the children of Men dwell only a short space in the world alive, and are not bound to it, and depart soon whither the Elves know not. Whereas the Elves remain until the end of days, and their love of the Earth and all the world is more single and more poignant therefore, and as the years lengthen ever more sorrowful. For the Elves die not till tile world dies, unless they are slain or waste in grief (and to both these seeming deaths they are subject); neither does age subdue their strength, unless one grow weary of ten thousand centuries; and dying they are gathered to the halls of Mandos in Valinor, whence they may in time return. But the sons of Men die indeed, and leave the world; wherefore they are called the Guests, or the Strangers. Death is their fate, the gift of Iluvatar, which as Time wears even the Powers shall envy.

Sown in Weakness

Death became something that every human being must face as a consequence of Adam and Eve’s sin. I wonder, however, if after the fall mortality might have been as much a gift as a curse. Yes, death is a penalty associated with disobedience to God and it is an enemy that will be conquered in the future. But the absence of death in our fallen state would not have been a kindness.

Foolish one, what you sow is not made alive unless it dies. And what you sow, you do not sow that body that shall be, but mere grain—perhaps wheat or some other grain. But God gives it a body as He pleases, and to each seed its own body. (1 Cor. 15:36-37)"Gift of Mortality" a blog post by marissabaker.wordpress.com

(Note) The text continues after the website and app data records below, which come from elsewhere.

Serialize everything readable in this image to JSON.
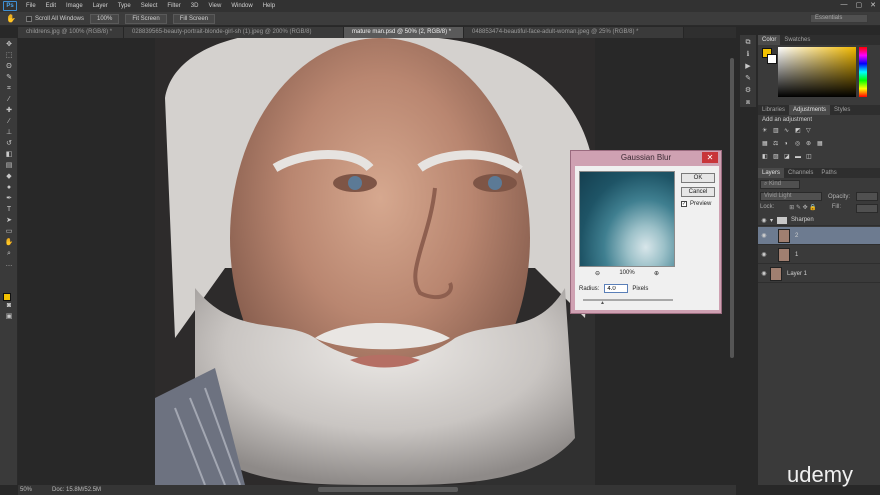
{
  "app": {
    "logo": "Ps"
  },
  "menu": [
    "File",
    "Edit",
    "Image",
    "Layer",
    "Type",
    "Select",
    "Filter",
    "3D",
    "View",
    "Window",
    "Help"
  ],
  "window_controls": [
    "—",
    "▢",
    "✕"
  ],
  "options_bar": {
    "scroll_all_label": "Scroll All Windows",
    "buttons": [
      "100%",
      "Fit Screen",
      "Fill Screen"
    ],
    "workspace": "Essentials"
  },
  "tabs": [
    {
      "label": "childrens.jpg @ 100% (RGB/8) *"
    },
    {
      "label": "028839565-beauty-portrait-blonde-girl-sh (1).jpeg @ 200% (RGB/8)"
    },
    {
      "label": "mature man.psd @ 50% (2, RGB/8) *",
      "active": true
    },
    {
      "label": "048853474-beautiful-face-adult-woman.jpeg @ 25% (RGB/8) *"
    }
  ],
  "dialog": {
    "title": "Gaussian Blur",
    "close": "✕",
    "ok_label": "OK",
    "cancel_label": "Cancel",
    "preview_label": "Preview",
    "preview_checked": "✓",
    "zoom_out": "⊖",
    "zoom_level": "100%",
    "zoom_in": "⊕",
    "radius_label": "Radius:",
    "radius_value": "4.0",
    "radius_unit": "Pixels"
  },
  "color_panel": {
    "tabs": [
      "Color",
      "Swatches"
    ],
    "foreground": "#f2c100",
    "background": "#ffffff"
  },
  "adjustments_panel": {
    "tabs": [
      "Libraries",
      "Adjustments",
      "Styles"
    ],
    "add_label": "Add an adjustment"
  },
  "layers_panel": {
    "tabs": [
      "Layers",
      "Channels",
      "Paths"
    ],
    "kind_filter": "Kind",
    "blend_mode": "Vivid Light",
    "opacity_label": "Opacity:",
    "lock_label": "Lock:",
    "fill_label": "Fill:",
    "layers": [
      {
        "name": "Sharpen",
        "type": "group"
      },
      {
        "name": "2",
        "selected": true
      },
      {
        "name": "1"
      },
      {
        "name": "Layer 1"
      }
    ]
  },
  "status": {
    "zoom": "50%",
    "doc": "Doc: 15.8M/52.5M"
  },
  "watermark": "udemy"
}
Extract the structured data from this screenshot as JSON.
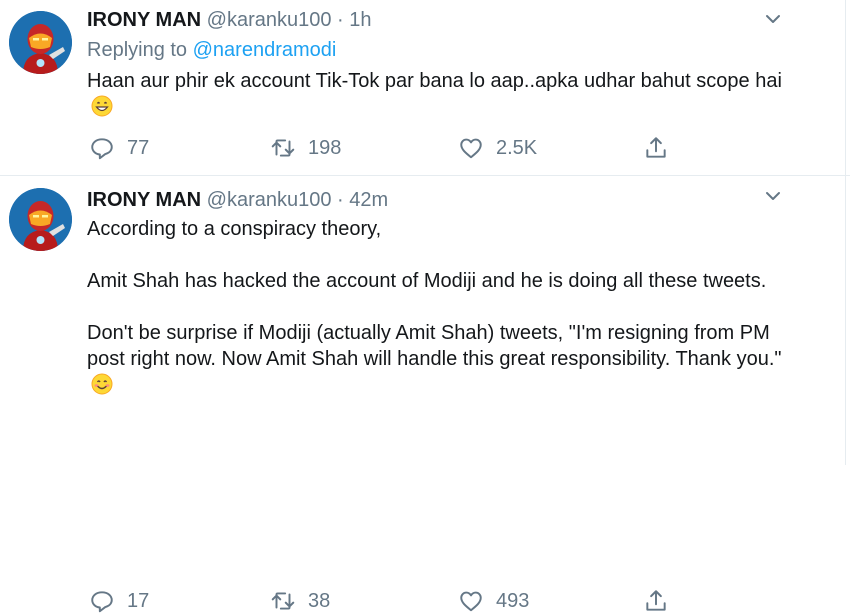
{
  "tweets": [
    {
      "author_name": "IRONY MAN",
      "handle": "@karanku100",
      "separator": "·",
      "time": "1h",
      "replying_prefix": "Replying to ",
      "replying_to": "@narendramodi",
      "text_lines": [
        "Haan aur phir ek account Tik-Tok par bana lo aap..apka udhar bahut scope hai"
      ],
      "emoji": "grinning-face-emoji",
      "replies": "77",
      "retweets": "198",
      "likes": "2.5K"
    },
    {
      "author_name": "IRONY MAN",
      "handle": "@karanku100",
      "separator": "·",
      "time": "42m",
      "text_lines": [
        "According to a conspiracy theory,",
        "Amit Shah has hacked the account of Modiji and he is doing all these tweets.",
        "Don't be surprise if Modiji (actually Amit Shah) tweets, \"I'm resigning from PM post right now. Now Amit Shah will handle this great responsibility. Thank you.\""
      ],
      "emoji": "smiling-face-emoji",
      "replies": "17",
      "retweets": "38",
      "likes": "493"
    }
  ],
  "colors": {
    "text": "#14171a",
    "secondary": "#657786",
    "link": "#1da1f2",
    "divider": "#e6ecf0"
  },
  "icons": [
    "chevron-down-icon",
    "reply-icon",
    "retweet-icon",
    "like-icon",
    "share-icon"
  ]
}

We are “bare grain,” as the KJV says, which after it dies to this existence will spring up into the far more glorious body that God gives us. Thank God that immortality is not give not us as we are now — corrupted, dishonored, weak, and natural. Living like this forever would not be a gift. We cannot have eternal life as we are now, nor would we want to. We need to be changed first.

For this corruptible must put on incorruption, and this mortal must put on immortality. So when this corruptible has put on incorruption, and this mortal has put on immortality, then shall be brought to pass the saying that is written: “Death is swallowed up in victory.” (1 Cor. 15:53-54).